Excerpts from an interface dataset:
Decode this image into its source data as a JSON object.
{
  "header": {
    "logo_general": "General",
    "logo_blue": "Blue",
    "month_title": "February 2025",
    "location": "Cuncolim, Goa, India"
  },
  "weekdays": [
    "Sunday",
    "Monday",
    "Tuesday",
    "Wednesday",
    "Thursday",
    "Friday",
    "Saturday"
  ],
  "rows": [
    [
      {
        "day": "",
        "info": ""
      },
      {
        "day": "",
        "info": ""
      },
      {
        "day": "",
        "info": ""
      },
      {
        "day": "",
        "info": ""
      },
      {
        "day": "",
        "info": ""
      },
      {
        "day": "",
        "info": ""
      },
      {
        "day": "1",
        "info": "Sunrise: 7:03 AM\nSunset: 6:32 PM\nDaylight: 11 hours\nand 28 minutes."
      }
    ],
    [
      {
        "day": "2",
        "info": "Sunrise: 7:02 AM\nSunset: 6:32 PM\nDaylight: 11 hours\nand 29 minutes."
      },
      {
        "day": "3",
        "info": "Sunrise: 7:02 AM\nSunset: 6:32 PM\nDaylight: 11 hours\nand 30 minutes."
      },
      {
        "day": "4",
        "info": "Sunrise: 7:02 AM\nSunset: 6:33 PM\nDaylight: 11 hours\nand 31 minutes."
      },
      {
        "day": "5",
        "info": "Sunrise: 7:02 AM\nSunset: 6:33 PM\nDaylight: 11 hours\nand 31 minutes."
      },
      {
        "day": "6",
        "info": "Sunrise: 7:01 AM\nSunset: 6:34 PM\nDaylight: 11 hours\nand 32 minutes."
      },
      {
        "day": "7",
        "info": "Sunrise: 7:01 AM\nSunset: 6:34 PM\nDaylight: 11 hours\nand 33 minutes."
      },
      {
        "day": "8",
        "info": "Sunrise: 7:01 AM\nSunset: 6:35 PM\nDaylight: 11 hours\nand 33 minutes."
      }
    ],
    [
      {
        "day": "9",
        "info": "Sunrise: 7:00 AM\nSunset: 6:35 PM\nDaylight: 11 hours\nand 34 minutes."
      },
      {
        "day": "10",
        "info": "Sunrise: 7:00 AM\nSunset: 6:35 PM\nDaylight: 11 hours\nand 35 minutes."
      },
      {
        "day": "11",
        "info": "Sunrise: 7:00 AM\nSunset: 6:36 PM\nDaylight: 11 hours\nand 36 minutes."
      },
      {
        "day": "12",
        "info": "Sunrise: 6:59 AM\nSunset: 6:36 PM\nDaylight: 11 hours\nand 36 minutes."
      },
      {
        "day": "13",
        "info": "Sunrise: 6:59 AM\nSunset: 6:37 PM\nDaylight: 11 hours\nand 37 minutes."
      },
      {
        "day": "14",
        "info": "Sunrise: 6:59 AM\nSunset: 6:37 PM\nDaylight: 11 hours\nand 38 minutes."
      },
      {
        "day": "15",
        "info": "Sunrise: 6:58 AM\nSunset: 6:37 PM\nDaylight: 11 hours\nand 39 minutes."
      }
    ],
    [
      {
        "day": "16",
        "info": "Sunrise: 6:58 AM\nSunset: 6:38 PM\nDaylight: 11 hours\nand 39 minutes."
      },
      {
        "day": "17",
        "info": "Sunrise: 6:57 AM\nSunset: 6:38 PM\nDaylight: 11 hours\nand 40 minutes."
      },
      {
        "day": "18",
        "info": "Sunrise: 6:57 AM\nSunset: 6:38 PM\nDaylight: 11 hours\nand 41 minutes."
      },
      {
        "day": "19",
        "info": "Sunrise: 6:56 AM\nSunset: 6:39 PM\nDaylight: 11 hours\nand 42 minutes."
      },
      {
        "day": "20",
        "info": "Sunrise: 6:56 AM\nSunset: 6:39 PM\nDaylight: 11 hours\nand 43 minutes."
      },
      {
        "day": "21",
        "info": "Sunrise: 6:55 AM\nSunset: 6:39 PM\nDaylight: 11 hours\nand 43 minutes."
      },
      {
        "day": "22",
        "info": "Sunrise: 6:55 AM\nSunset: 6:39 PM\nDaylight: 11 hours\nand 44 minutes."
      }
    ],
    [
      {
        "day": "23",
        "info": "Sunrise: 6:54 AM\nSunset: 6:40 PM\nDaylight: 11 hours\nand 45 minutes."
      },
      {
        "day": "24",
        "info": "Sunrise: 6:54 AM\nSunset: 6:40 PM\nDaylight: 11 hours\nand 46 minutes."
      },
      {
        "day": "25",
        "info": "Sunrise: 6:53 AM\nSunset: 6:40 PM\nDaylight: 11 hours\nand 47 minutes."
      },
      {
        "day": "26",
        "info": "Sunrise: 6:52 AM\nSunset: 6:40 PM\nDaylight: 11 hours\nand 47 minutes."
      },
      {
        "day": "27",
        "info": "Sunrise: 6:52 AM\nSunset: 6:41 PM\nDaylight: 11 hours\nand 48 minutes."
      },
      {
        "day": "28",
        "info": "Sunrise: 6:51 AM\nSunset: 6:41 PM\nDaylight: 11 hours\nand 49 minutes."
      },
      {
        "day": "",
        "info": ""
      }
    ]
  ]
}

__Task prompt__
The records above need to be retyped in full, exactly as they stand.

__The completed task__
Decode this image into its source data as a JSON object.
{
  "header": {
    "logo_general": "General",
    "logo_blue": "Blue",
    "month_title": "February 2025",
    "location": "Cuncolim, Goa, India"
  },
  "weekdays": [
    "Sunday",
    "Monday",
    "Tuesday",
    "Wednesday",
    "Thursday",
    "Friday",
    "Saturday"
  ],
  "rows": [
    [
      {
        "day": "",
        "info": ""
      },
      {
        "day": "",
        "info": ""
      },
      {
        "day": "",
        "info": ""
      },
      {
        "day": "",
        "info": ""
      },
      {
        "day": "",
        "info": ""
      },
      {
        "day": "",
        "info": ""
      },
      {
        "day": "1",
        "info": "Sunrise: 7:03 AM\nSunset: 6:32 PM\nDaylight: 11 hours\nand 28 minutes."
      }
    ],
    [
      {
        "day": "2",
        "info": "Sunrise: 7:02 AM\nSunset: 6:32 PM\nDaylight: 11 hours\nand 29 minutes."
      },
      {
        "day": "3",
        "info": "Sunrise: 7:02 AM\nSunset: 6:32 PM\nDaylight: 11 hours\nand 30 minutes."
      },
      {
        "day": "4",
        "info": "Sunrise: 7:02 AM\nSunset: 6:33 PM\nDaylight: 11 hours\nand 31 minutes."
      },
      {
        "day": "5",
        "info": "Sunrise: 7:02 AM\nSunset: 6:33 PM\nDaylight: 11 hours\nand 31 minutes."
      },
      {
        "day": "6",
        "info": "Sunrise: 7:01 AM\nSunset: 6:34 PM\nDaylight: 11 hours\nand 32 minutes."
      },
      {
        "day": "7",
        "info": "Sunrise: 7:01 AM\nSunset: 6:34 PM\nDaylight: 11 hours\nand 33 minutes."
      },
      {
        "day": "8",
        "info": "Sunrise: 7:01 AM\nSunset: 6:35 PM\nDaylight: 11 hours\nand 33 minutes."
      }
    ],
    [
      {
        "day": "9",
        "info": "Sunrise: 7:00 AM\nSunset: 6:35 PM\nDaylight: 11 hours\nand 34 minutes."
      },
      {
        "day": "10",
        "info": "Sunrise: 7:00 AM\nSunset: 6:35 PM\nDaylight: 11 hours\nand 35 minutes."
      },
      {
        "day": "11",
        "info": "Sunrise: 7:00 AM\nSunset: 6:36 PM\nDaylight: 11 hours\nand 36 minutes."
      },
      {
        "day": "12",
        "info": "Sunrise: 6:59 AM\nSunset: 6:36 PM\nDaylight: 11 hours\nand 36 minutes."
      },
      {
        "day": "13",
        "info": "Sunrise: 6:59 AM\nSunset: 6:37 PM\nDaylight: 11 hours\nand 37 minutes."
      },
      {
        "day": "14",
        "info": "Sunrise: 6:59 AM\nSunset: 6:37 PM\nDaylight: 11 hours\nand 38 minutes."
      },
      {
        "day": "15",
        "info": "Sunrise: 6:58 AM\nSunset: 6:37 PM\nDaylight: 11 hours\nand 39 minutes."
      }
    ],
    [
      {
        "day": "16",
        "info": "Sunrise: 6:58 AM\nSunset: 6:38 PM\nDaylight: 11 hours\nand 39 minutes."
      },
      {
        "day": "17",
        "info": "Sunrise: 6:57 AM\nSunset: 6:38 PM\nDaylight: 11 hours\nand 40 minutes."
      },
      {
        "day": "18",
        "info": "Sunrise: 6:57 AM\nSunset: 6:38 PM\nDaylight: 11 hours\nand 41 minutes."
      },
      {
        "day": "19",
        "info": "Sunrise: 6:56 AM\nSunset: 6:39 PM\nDaylight: 11 hours\nand 42 minutes."
      },
      {
        "day": "20",
        "info": "Sunrise: 6:56 AM\nSunset: 6:39 PM\nDaylight: 11 hours\nand 43 minutes."
      },
      {
        "day": "21",
        "info": "Sunrise: 6:55 AM\nSunset: 6:39 PM\nDaylight: 11 hours\nand 43 minutes."
      },
      {
        "day": "22",
        "info": "Sunrise: 6:55 AM\nSunset: 6:39 PM\nDaylight: 11 hours\nand 44 minutes."
      }
    ],
    [
      {
        "day": "23",
        "info": "Sunrise: 6:54 AM\nSunset: 6:40 PM\nDaylight: 11 hours\nand 45 minutes."
      },
      {
        "day": "24",
        "info": "Sunrise: 6:54 AM\nSunset: 6:40 PM\nDaylight: 11 hours\nand 46 minutes."
      },
      {
        "day": "25",
        "info": "Sunrise: 6:53 AM\nSunset: 6:40 PM\nDaylight: 11 hours\nand 47 minutes."
      },
      {
        "day": "26",
        "info": "Sunrise: 6:52 AM\nSunset: 6:40 PM\nDaylight: 11 hours\nand 47 minutes."
      },
      {
        "day": "27",
        "info": "Sunrise: 6:52 AM\nSunset: 6:41 PM\nDaylight: 11 hours\nand 48 minutes."
      },
      {
        "day": "28",
        "info": "Sunrise: 6:51 AM\nSunset: 6:41 PM\nDaylight: 11 hours\nand 49 minutes."
      },
      {
        "day": "",
        "info": ""
      }
    ]
  ]
}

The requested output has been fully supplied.